Sep 14
Yellow Sweater's picture

The Sun Was Hot and the Night Was Full of Strawberries

The sun was hot. It burned my skin and made my insides buzz. The drink in my hand decorated the heat, like rouge on red cheeks. I wore a bathing suit that revealed the flat brown of my belly. I could see my curves. I was aware of my body: the many faceted dance my mouth muscles performed, the way my feet flexed in response to the ocean's movement. I could sense that my eyes were twinkling and my brows were vivaciously stretched. I noticed these things in a lazy careless way; I knew my every movement was perfect. 

I grinned quick and easy at the sea, leaping into the water. Suddenly submerged into the salty surf, I laughed. The tips of my fingers touched the end where the blue met a different blue. After swimming I bought ice cream, plain, sweet, nothing added. The sun slowly diminished in size and with it my craving for ice cream. I could feel things in the dusk, not just my body, but the almost cool sand, the almost calm water and the purple light on its way to turning grey.   

There were others still on the beach; some smiling, some wearing expressions of contemplation. The people brightened the somber color of the sky. I was happy to be around them. I was happy to simply catch their gaze then let it slide away. When it became too cold I left, abandoning the beach for a place better suited to the many wonders of summer nights.

I found a garden. The red blossoms were hugged by moonlight, but anything less brilliant was obscured by night. I sat down beneath a tree, I could smell the beer that had drifted in from a nearby tavern. It mingled with the salt on my skin. I felt the shiver of my silk dress. It matched the color of the grass. I was awake enough to notice the tall brick walls, the dusty pieces of unwatered ground, and the small sky filled with stars.
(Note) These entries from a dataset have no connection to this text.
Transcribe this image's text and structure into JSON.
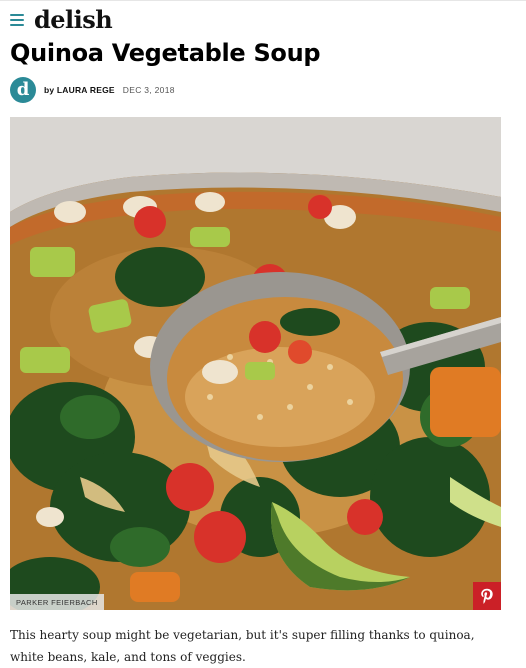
{
  "header": {
    "logo_text": "delish",
    "menu_icon": "hamburger-menu-icon",
    "accent_color": "#2b8a97"
  },
  "article": {
    "title": "Quinoa Vegetable Soup",
    "avatar_letter": "d",
    "by_prefix": "by",
    "author": "LAURA REGE",
    "date": "DEC 3, 2018",
    "photo_credit": "PARKER FEIERBACH",
    "pin_icon": "pinterest-icon",
    "pin_color": "#cb2027",
    "intro": "This hearty soup might be vegetarian, but it's super filling thanks to quinoa, white beans, kale, and tons of veggies."
  }
}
But it was dark enough and I had enough sleep in me that the edges made by these parallels were less abrupt, this softness fostered infinity. There were whole worlds hidden in the shadows. I smiled with each exhale, not knowing where my breath went. 

“Do you want a strawberry?”  

I looked down startled. The voice was quiet, but defied size.  

“Do you want a strawberry?”

 I nodded hesitantly. I did want a strawberry. 

It laughed. “Come and find it.”  

The voice came from bright red night blossoms and jam jar stars; what could I do but follow it? First I searched the garden. No strawberries. There was a tangle of raspberries, but they were small and green, city berries that had grown in the shade. In my state, I even searched the ground looking for buried berries. But the only glimmer of red were the fool's gold blossoms. I left the garden, wandering to the market. It was closed, the big fluorescent light had blinked out hours ago. The stars couldn't reach through the roof, so even the red of would-be strawberries was cold and black.  The smell of something sweet and clear touched my nose. It was stronger than the beer after-breath that accented the garden. The smell was present and burning, maybe the soul of a dying strawberry. I twirled towards the mellow lights and open door of the bar across the street, joining the dancing of others. They had apple, grape and honey essence, but no strawberries.

I wandered back to the beach. I sat down, cupping a handful of sand. I let it slip through my fingers as I fell to my back. The night was cold and wide and the stars were distant. I pressed myself into the sand. A strange light seeped through the cracks in the darkness, coming from everywhere and nowhere; the moon doesn't resemble the sun until the darkness fills you up. That's when I found it. My strawberry, glowing in the big round moon’s illumination of everything, of all the moments.